Tiberio de Albuquerque Saraiva
Tiberio de Albuquerque Saraiva was born in Joao Pessoa/PB, Brazil, on January 14, 1982. In 2000, Tiberio moved to Recife/PE where he started his Animal Sciences undergraduate program at the Federal Rural University of Pernambuco (UFRPE - http://www.ufrpe.br ). From 2002 to 2005 he was awarded with the PET/MEC/SESU Scholarship and had Dr. Angela Maria Vieira Batista as his advisor. During these years he had the opportunity to work with Ruminants Nutrition, mainly with goats, sheep and dairy cows.

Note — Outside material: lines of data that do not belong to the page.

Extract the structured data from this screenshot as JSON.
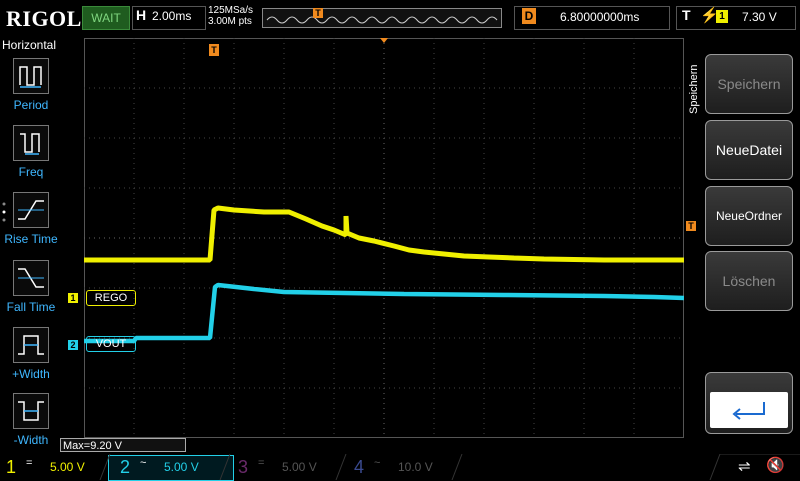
{
  "topbar": {
    "logo": "RIGOL",
    "run_state": "WAIT",
    "horizontal_label": "H",
    "horizontal_value": "2.00ms",
    "sample_rate": "125MSa/s",
    "memory_depth": "3.00M pts",
    "trigger_marker": "T",
    "delay_label": "D",
    "delay_value": "6.80000000ms",
    "trigger_label": "T",
    "trigger_edge": "⚡",
    "trigger_channel": "1",
    "trigger_level": "7.30 V"
  },
  "left_menu": {
    "title": "Horizontal",
    "items": [
      {
        "label": "Period"
      },
      {
        "label": "Freq"
      },
      {
        "label": "Rise Time"
      },
      {
        "label": "Fall Time"
      },
      {
        "label": "+Width"
      },
      {
        "label": "-Width"
      }
    ]
  },
  "right_menu": {
    "title": "Speichern",
    "buttons": [
      {
        "label": "Speichern",
        "enabled": false
      },
      {
        "label": "NeueDatei",
        "enabled": true
      },
      {
        "label": "NeueOrdner",
        "enabled": true
      },
      {
        "label": "Löschen",
        "enabled": false
      }
    ]
  },
  "traces": {
    "ch1_label": "REGO",
    "ch1_marker": "1",
    "ch2_label": "VOUT",
    "ch2_marker": "2",
    "trigger_level_marker": "T",
    "trigger_top_marker": "T"
  },
  "measurement": "Max=9.20 V",
  "channels": [
    {
      "num": "1",
      "coupling": "=",
      "scale": "5.00 V",
      "color": "#f0f000"
    },
    {
      "num": "2",
      "coupling": "~",
      "scale": "5.00 V",
      "color": "#22d0e8"
    },
    {
      "num": "3",
      "coupling": "=",
      "scale": "5.00 V",
      "color": "#c040c0"
    },
    {
      "num": "4",
      "coupling": "~",
      "scale": "10.0 V",
      "color": "#4a60c8"
    }
  ],
  "colors": {
    "ch1": "#f0f000",
    "ch2": "#22d0e8",
    "trigger": "#f08a1e",
    "menu_label": "#3fb7ff"
  },
  "icons": {
    "usb": "usb-icon",
    "mute": "speaker-mute-icon"
  }
}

In 2005, Tiberio received a scholarship from a Brazilian Government Agency (CAPES) through the "Brazil-US Consortium in Sustainable Ruminant Livestock Production Systems" and became the first student from his university to join this program. From August to December of that year he attempted at Cornell University ( http://www.cornell.edu ), NY, in the Animal Science Department, as a College of Agriculture and Life Sciences Exchange Student. At Cornell he was supervised by Dr. Michael Van Amburgh, a former student of a very well known Ruminant Nutritionist, Dr. Peter Van Soest. During these months at Cornell he worked with nitrogen recycling in lactating dairy cows and also took some courses of his interest.
When he returned to Brazil in December, he presented a report about his work in the USA as a requirement to get his degree. In January 2006, he was admitted in the Master's Program of the Animal Science Department at UFRPE as a special student since he was studying abroad during the regular admissions period. In January 2007, Tiberio moved back to the USA and started his Master's Program at the University of Florida, in the Agronomy Department, advised by Dr. Joao Vendramini. Currently he is working with protein supplementation strategies for early weaned calves on cool and warm-season grasses pastures.
- Protein supplementation strategies for early weaned calves on Annual Ryegrass and Stargrass pastures;
- The influence of RDP:RUP ratio in early weaned calves performance;
- Nitrogen efficient usage by young ruminants.